Work to complete
Copy out, from the data, each line containing the string "filter".

____________________

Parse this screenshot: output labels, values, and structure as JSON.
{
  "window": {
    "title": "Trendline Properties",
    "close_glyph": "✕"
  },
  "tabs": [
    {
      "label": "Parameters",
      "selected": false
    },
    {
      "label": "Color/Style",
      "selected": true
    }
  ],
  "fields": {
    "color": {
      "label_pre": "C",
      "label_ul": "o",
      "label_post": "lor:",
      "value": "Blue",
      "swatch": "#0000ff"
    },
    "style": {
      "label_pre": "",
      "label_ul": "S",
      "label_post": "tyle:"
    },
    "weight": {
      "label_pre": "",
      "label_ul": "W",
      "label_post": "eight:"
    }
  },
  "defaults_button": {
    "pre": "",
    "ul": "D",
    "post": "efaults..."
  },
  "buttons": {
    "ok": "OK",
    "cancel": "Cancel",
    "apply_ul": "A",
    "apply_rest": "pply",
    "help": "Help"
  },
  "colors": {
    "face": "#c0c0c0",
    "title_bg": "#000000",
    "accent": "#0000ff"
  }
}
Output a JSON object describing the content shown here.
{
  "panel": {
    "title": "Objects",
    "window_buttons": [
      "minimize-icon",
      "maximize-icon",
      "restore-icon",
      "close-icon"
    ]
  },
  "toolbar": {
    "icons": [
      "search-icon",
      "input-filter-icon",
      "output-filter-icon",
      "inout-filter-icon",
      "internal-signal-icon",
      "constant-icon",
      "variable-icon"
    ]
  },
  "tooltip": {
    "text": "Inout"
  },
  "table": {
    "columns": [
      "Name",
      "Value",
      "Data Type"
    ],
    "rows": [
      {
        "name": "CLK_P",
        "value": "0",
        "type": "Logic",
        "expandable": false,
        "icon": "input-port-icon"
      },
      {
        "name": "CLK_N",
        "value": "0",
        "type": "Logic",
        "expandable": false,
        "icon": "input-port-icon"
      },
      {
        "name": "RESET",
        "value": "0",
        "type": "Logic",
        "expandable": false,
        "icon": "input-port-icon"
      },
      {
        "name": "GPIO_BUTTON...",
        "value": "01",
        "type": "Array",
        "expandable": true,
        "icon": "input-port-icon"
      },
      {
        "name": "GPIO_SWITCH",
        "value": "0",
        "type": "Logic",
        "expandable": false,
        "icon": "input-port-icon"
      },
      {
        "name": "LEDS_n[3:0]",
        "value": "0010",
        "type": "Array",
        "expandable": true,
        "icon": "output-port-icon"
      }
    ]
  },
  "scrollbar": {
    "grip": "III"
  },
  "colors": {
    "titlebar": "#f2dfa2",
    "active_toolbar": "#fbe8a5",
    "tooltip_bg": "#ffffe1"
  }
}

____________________

Response to this task
      "input-filter-icon",
      "output-filter-icon",
      "inout-filter-icon",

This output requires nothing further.